“Free enterprise” is an everyday phrase that connotes an American common sense. Lawrence B. Glickman traces the phrase from its many 19th-century meanings to its conservative reformulation, which began in the 1920s, and became dominant in the 1930s when the phrase in opposition to Franklin D. Roosevelt’s “New Deal.” This book is a whirlwind tour of a keyword that has had immense rhetorical power in modern American history and that scholars have yet to critically examine. Glickman’s book provides a compelling example of how historians can study the historical construction of common sense and is a welcome contribution to intellectual history, political history, and the history of capitalism.

Date & Time

Feb. 24, 2020
4:00pm – 5:30pm

Location

6th Floor, Woodrow Wilson Center

Free Enterprise: An American History

“Free enterprise” is an everyday phrase that connotes an American common sense.  Lawrence B. Glickman traces the phrase from its many 19th-century meanings to its conservative reformulation, which began in the 1920s, and became dominant in the 1930s when the phrase in opposition to Franklin D. Roosevelt’s “New Deal.” This book is a whirlwind tour of a keyword that has had immense rhetorical power in modern American history and that scholars have yet to critically examine. Glickman’s book provides a compelling example of how historians can study the historical construction of common sense and is a welcome contribution to intellectual history, political history, and the history of capitalism.
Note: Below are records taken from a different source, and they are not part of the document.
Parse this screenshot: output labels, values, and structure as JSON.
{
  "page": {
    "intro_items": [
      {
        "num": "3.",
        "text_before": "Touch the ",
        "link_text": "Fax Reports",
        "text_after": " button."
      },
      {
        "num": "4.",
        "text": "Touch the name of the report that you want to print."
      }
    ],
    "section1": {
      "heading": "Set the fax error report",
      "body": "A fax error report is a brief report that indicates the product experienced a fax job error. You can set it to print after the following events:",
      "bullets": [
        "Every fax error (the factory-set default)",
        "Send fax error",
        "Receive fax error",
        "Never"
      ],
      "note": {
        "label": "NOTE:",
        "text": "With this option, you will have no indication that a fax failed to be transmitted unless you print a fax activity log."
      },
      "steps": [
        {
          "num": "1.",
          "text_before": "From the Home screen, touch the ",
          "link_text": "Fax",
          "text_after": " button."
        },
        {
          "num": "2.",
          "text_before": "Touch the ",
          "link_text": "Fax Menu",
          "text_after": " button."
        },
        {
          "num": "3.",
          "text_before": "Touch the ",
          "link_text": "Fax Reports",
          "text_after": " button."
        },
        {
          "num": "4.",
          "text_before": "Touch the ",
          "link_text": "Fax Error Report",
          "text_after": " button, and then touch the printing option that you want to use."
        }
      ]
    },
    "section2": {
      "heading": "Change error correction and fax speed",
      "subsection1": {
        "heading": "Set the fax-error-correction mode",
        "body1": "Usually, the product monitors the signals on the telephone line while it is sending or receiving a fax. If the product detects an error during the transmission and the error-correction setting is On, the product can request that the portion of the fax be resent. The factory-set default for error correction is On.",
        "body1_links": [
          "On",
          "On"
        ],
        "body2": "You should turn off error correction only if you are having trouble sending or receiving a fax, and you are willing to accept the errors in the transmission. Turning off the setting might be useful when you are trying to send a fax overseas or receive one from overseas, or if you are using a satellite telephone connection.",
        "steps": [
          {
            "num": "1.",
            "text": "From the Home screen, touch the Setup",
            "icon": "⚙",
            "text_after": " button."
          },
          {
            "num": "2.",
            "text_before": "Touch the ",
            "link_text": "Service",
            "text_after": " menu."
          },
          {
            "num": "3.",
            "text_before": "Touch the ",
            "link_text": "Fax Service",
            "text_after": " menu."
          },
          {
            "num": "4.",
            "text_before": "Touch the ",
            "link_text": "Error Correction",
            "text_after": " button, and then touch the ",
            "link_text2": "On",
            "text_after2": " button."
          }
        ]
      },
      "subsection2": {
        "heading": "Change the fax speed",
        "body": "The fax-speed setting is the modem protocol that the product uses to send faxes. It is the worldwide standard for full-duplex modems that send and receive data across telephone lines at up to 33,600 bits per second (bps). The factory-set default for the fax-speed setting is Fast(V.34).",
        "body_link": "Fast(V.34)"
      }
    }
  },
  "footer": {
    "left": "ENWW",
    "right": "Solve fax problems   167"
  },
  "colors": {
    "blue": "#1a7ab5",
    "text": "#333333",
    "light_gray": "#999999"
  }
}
Lawrence B. Glickman, is the Stephen and Evalyn Milman Professor in American Studies in the Department of History at Cornell University. In addition to Free Enterprise: An American History (2019), he has written or edited four other books, including Buying Power: A History of Consumer Activism in America (2009) and A Living Wage: American Workers and the Making of Consumer Society (1997). He writes regularly for popular publications, including the Washington Post, Boston Review, and Dissent.  His article, “The Racist Politics of the English Language” was named one of the most-loved essays in Boston Review in 2018. He also is active on Twitter @larryglickman.

The Washington History Seminar is co-chaired by Eric Arnesen (George Washington University) and Christian Ostermann (Woodrow Wilson Center) and is sponsored jointly by the National History Center of the American Historical Association and the Wilson Center's History and Public Policy Program. It meets weekly during the academic year. The seminar thanks the Lepage Center for History in the Public Interest and the George Washington University History Department for their support.